They aren’t all straight lines to productivity, like Bill Gates’ “go paperless,” Warren Buffet’s “say no,” or Winston Churchill’s “take a break away from your desk.” They also include some really good life tips like Richard Branson’s “don’t forget to work out,” Arianna Huffington’s “get enough sleep,” or –one of my favorites — Mark Cuban’s “avoid meetings.”

 

20 Excellent Online TED Talks

TED — stands for Technology, Education, and Design — is a great resource. They recently posted their top 20 most watched talks. This is a great resource. I’m happy to see that I’ve already posted, previously, several of these on this blog. And this is a great list. 

  1. Sir Ken Robinson says schools kill creativity (2006): 13,409,417 views
  2. Jill Bolte Taylor‘s stroke of insight (2008): 10,409,851
  3. Pranav Mistry on the thrilling potential of SixthSense (2009): 9,223,263
  4. David Gallo‘s underwater astonishments (2007): 7,879,541
  5. Pattie Maes and Pranav Mistry demo SixthSense (2009): 7,467,580
  6. Tony Robbins asks Why we do what we do (2006): 6,879,488
  7. Simon Sinek on how great leaders inspire action (2010): 6,050,294
  8. Steve Jobs on how to live before you die (2005): 5,444,022
  9. Hans Rosling shows the best stats you’ve ever seen (2006): 4,966,643
  10. Brene Brown talks about the power of vulnerability (2010): 4,763,038
  11. Daniel Pink on the surprising science of motivation (2009): 4,706,241
  12. Arthur Benjamin does mathemagic (2005): 4,658,425
  13. Elizabeth Gilbert on nurturing your genius (2009): 4,538,037
  14. Dan Gilbert asks: Why are we happy? (2004): 4,269,082
  15. Stephen Hawking asks big questions about the universe (2008): 4,153,105
  16. Jeff Han demos his breakthrough multi-touchscreen (2006): 3,891,251
  17. Johnny Lee shows Wii Remote hacks for educators (2008): 3,869,417
  18. Keith Barry does brain magic (2004): 3,847,893
  19. Mary Roach 10 things you didn’t know about orgasm (2009): 3,810,630
  20. Vijay Kumar demos robots that fly like birds (2012): 3,535,340

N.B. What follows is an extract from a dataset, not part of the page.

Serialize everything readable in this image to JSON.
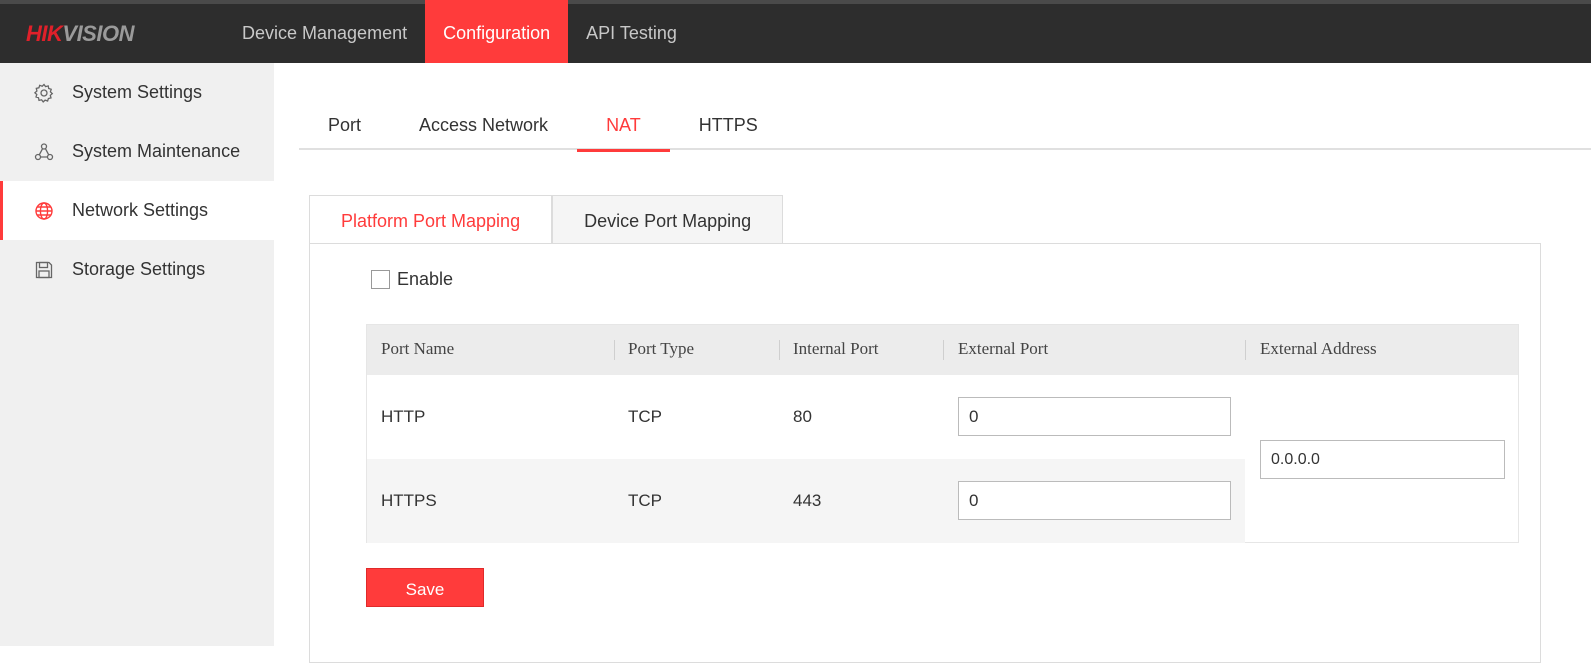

I post about education and particularly business education on this blog. A great TED talk is sometimes about business, often about thoughts and leadership, also about creativity, always about presentations and speaking, and always real education. 

Really Great Ideas Seem Obvious

Amazing fact (to me at least): the first wheels on suitcases appeared in the 1970s. My wife and I, both baby boomers, have asked ourselves: how is it possible that we all dealt with suitcases without wheels all the way through the 50s and 60s? What was wrong with all of us?

And sliced bread first appeared in 1928. I’m not talking about cumulative technological advances here, like computers and cell phones and ATMs. 

Still, isn’t that the way with a lot of the really great ideas? They seem obvious. But only after you see them. 

Can you help me with this? Can you remind me of some other great-but-obvious ideas?